Fifth, the exaggerated romance. I would have let the instalove pass. What I couldn’t ignore is Juliette’s and Adams’ obsession with each other. Fine, they’re teenagers, and they’re young, and they love kissing, just like everyone else. But when a bunch of armed and highly trained men were after you, surely you don’t pause to kiss. When you have a bullet wound, broken ribs, sprained ankle, bloody wrists, surely the first thing that comes to your mind is not to ask someone to kiss you! You have no idea how frustrating that scene was. This book has marred my absolute love for kissing scenes.
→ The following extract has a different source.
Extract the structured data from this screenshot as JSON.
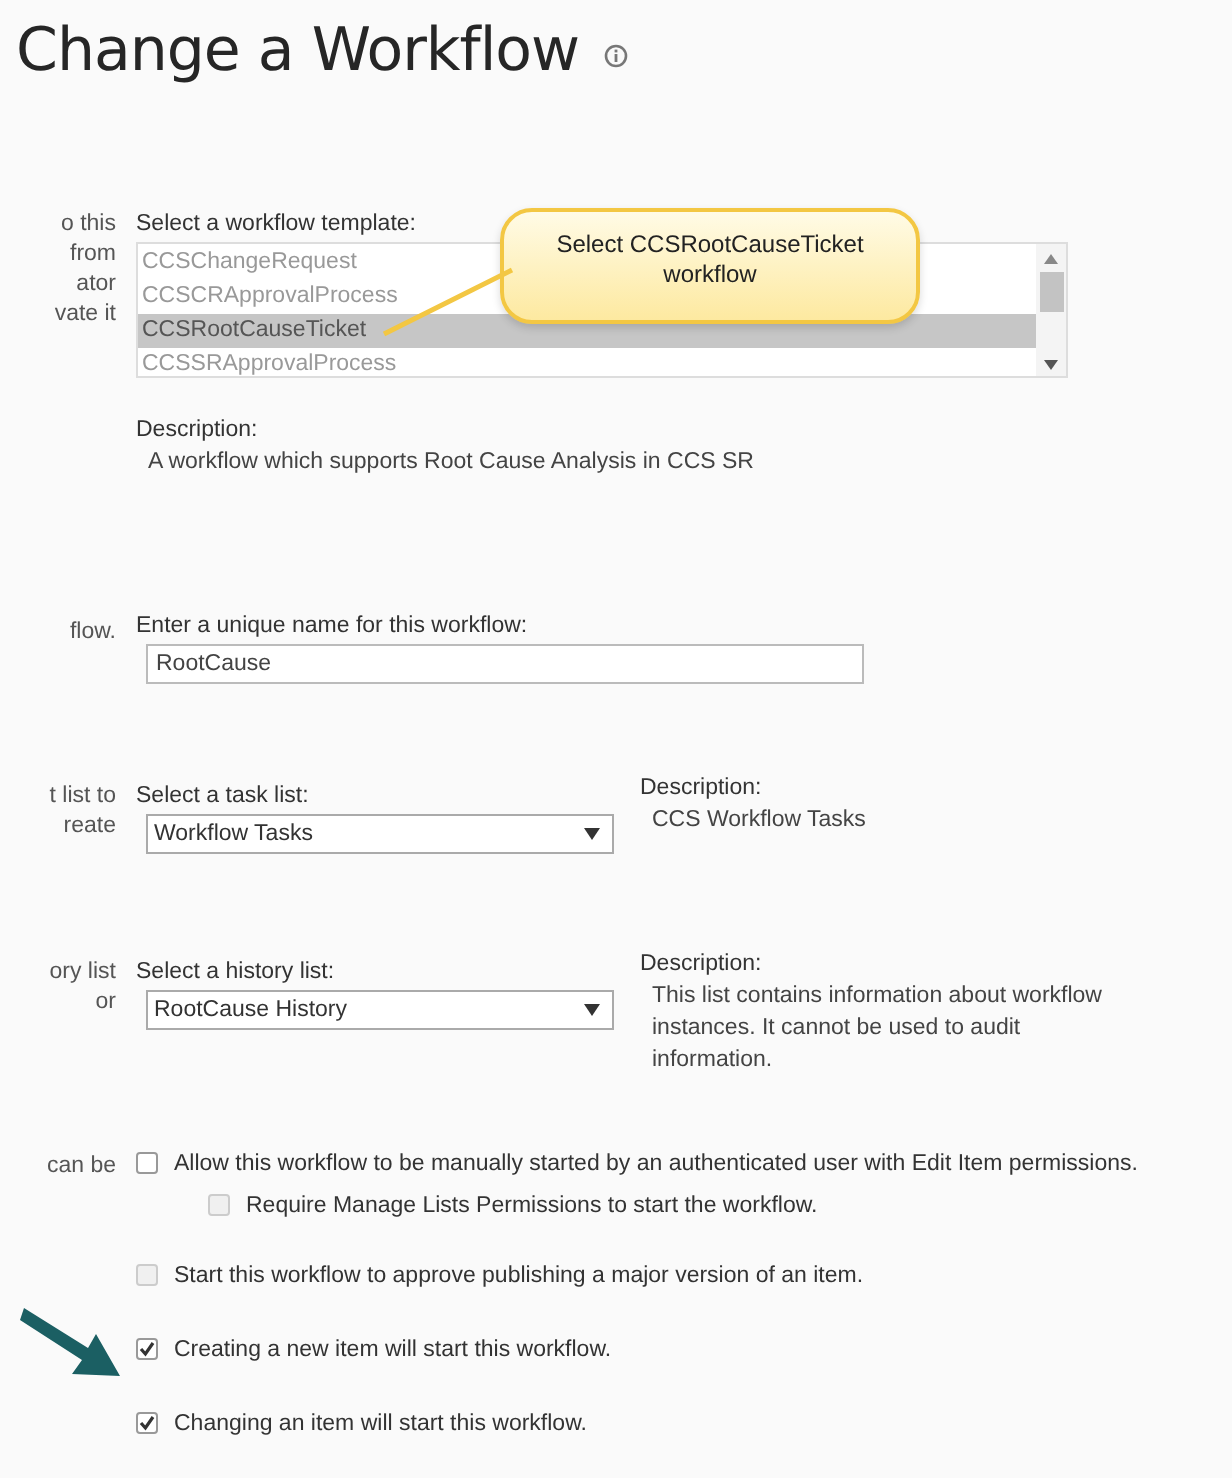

You know, The Spice Girls were right. Too much of something is bad enough. Well, this book has too much of a lot lot lot of things. So just imagine how bad this was for me. I might still continue reading this series though. Because, one, my sister swears it gets better and practically asked me to please give it a chance. Two, I already have physical copies of the next installments anyway. Three—and I hate myself a little for this—I couldn’t leave a series unfinished! This book is for those who are not easily bothered by the things I’ve mentioned above. But for those who have similar taste as me when it comes to books, I suggest you stay away from this.